The property market is something that affects us all, be it buying and selling a house, to property investment. This blog is our take on the property market in Scotland in general, and Dundee and Angus in particular. To get in touch with us, please visit www.blackadders.co.uk.
Blackadders LLP and respected Aberdeen-based Adam Cochran are to merge on 1 January 2014.
The merged practice will have 21 partners and 170 staff and will trade under the Blackadders banner. Adam Cochran has particular expertise in the fields of private client, residential and rural property, family law and dispute resolution. The firm will offer a full service capability for business and private clients, acting for household name companies and charities, along with thousands of private individuals, many of whom are also clients of its Wealth Management unit.
Peter Robertson and Gareth Masson, partners at Adam Cochran, will become partners with Blackadders, while Ryan McKay, recently appointed a partner and head of the Dispute Resolution team, will be based principally in Aberdeen from the beginning of next year.
Promising early investment in the Aberdeen office at Adam Cochran’s existing premises at 6 Bon Accord Square, Johnston Clark, managing partner, said: “We are delighted to be strengthening Blackadders for the future by joining forces with Adam Cochran, a long-established well-regarded law firm in Aberdeen. This will give the firm a strong and unique presence in the major centres on Scotland’s east coast, offering a full range of services from our Aberdeen, Dundee and Edinburgh offices. Our growth into a national firm will create increased strength and depth of client service.”
Mr Clark said that the merger with Adam Cochran was motivated by a desire to establish a Blackadders office in the north-east to service its existing client base and to develop new business within the region.
Peter Robertson, managing partner at Adam Cochran commented “We share with Blackadders partners a vision of the highest quality of advice and service to our clients and the merger will provide great synergies. Gareth and I are delighted to be joining Blackadders, we expect to be busier than ever whilst providing continuity of service to our clients.”
This latest move follows last year’s successful merger between Blackadders and the long-established Edinburgh practice of McKay Norwell.
Prior to this week’s announcement, Blackadders has appointed five new partners this year – a combination of internal promotions and lateral hires – and five trainees.
With all these recent headlines regarding house price bubbles, I am sure you will be surprised to read a blog about property market stagnation, however, this is something I have a real concern about. Currently we are seeing Scottish-wide trends, with the number of sales being up between 15% – 20% but with the number of listings i.e. new properties coming onto the market at best staying the same and in some areas actually dropping – more properties are selling than coming on.

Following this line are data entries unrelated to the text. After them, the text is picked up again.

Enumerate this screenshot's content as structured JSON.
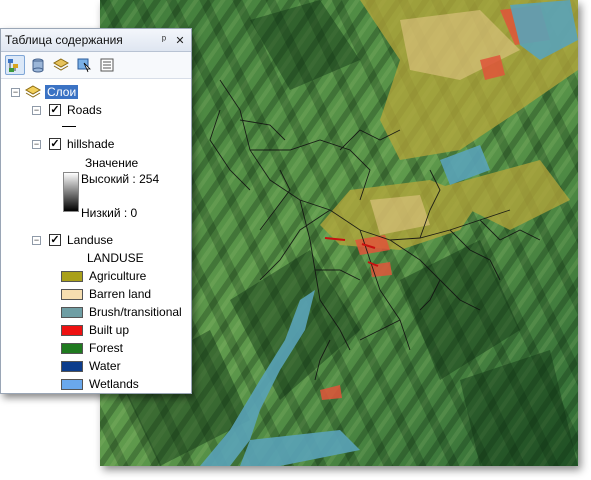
{
  "toc": {
    "title": "Таблица содержания",
    "pin_glyph": "ᵖ",
    "close_glyph": "✕",
    "toolbar": [
      {
        "icon": "list-by-drawing-order-icon",
        "active": true
      },
      {
        "icon": "list-by-source-icon",
        "active": false
      },
      {
        "icon": "list-by-visibility-icon",
        "active": false
      },
      {
        "icon": "list-by-selection-icon",
        "active": false
      },
      {
        "icon": "options-icon",
        "active": false
      }
    ],
    "root_label": "Слои",
    "layers": {
      "roads": {
        "name": "Roads",
        "checked": true
      },
      "hillshade": {
        "name": "hillshade",
        "checked": true,
        "value_heading": "Значение",
        "high_label": "Высокий : 254",
        "low_label": "Низкий : 0"
      },
      "landuse": {
        "name": "Landuse",
        "checked": true,
        "field_heading": "LANDUSE",
        "classes": [
          {
            "label": "Agriculture",
            "color": "#a9a01a"
          },
          {
            "label": "Barren land",
            "color": "#f6deb0"
          },
          {
            "label": "Brush/transitional",
            "color": "#6f9ea4"
          },
          {
            "label": "Built up",
            "color": "#ee1111"
          },
          {
            "label": "Forest",
            "color": "#1f7a1f"
          },
          {
            "label": "Water",
            "color": "#0c3d8c"
          },
          {
            "label": "Wetlands",
            "color": "#6aa8ec"
          }
        ]
      }
    }
  }
}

This is leading to increased price volatility as more people chase after fewer properties. This is reminiscent of the early and late ‘90s, when transaction levels in the Scottish property market dropped and it very much became a trading market, i.e. “I’m not putting my house on the market until I find one that I want to buy”. The two things that broke that cycle were the Banks increasing lending to first-time buyers and a massive increase in new-build developments. The increase of the new-build developments led to a surge of stock coming on to the market which by early 2000 got the property market back on an even keel. Whilst I am in discussions with a number of developers regarding an increase in the proposed developments that are due to begin in Scotland, it will take a while for these properties to come on to the market.
What needs to happen in the meantime:-
1. More assistance for first-time buyers to enable them to buy second-hand stock. There are lots of flats and first-time buyer suitable properties languishing on the property market at present. This would free up a whole group of purchasers which should assist with the free-flowing property market that we require.
2. The Home Report should be disbanded, or at least suspended, for six months. The Home Report is a barrier against speculative selling and we need to do everything we can to encourage more people to put their properties on the market.
3. The Banks need to be encouraged to support developers of all sizes in relation to kicking off new-build developments.
4. The Scottish Government needs to do more to assist the building of new properties.
5. Local Authorities need to be encouraged to be more relaxed and speed up the process in relation to planning matters.
I will continue to monitor the trends and will let you know how matters progress.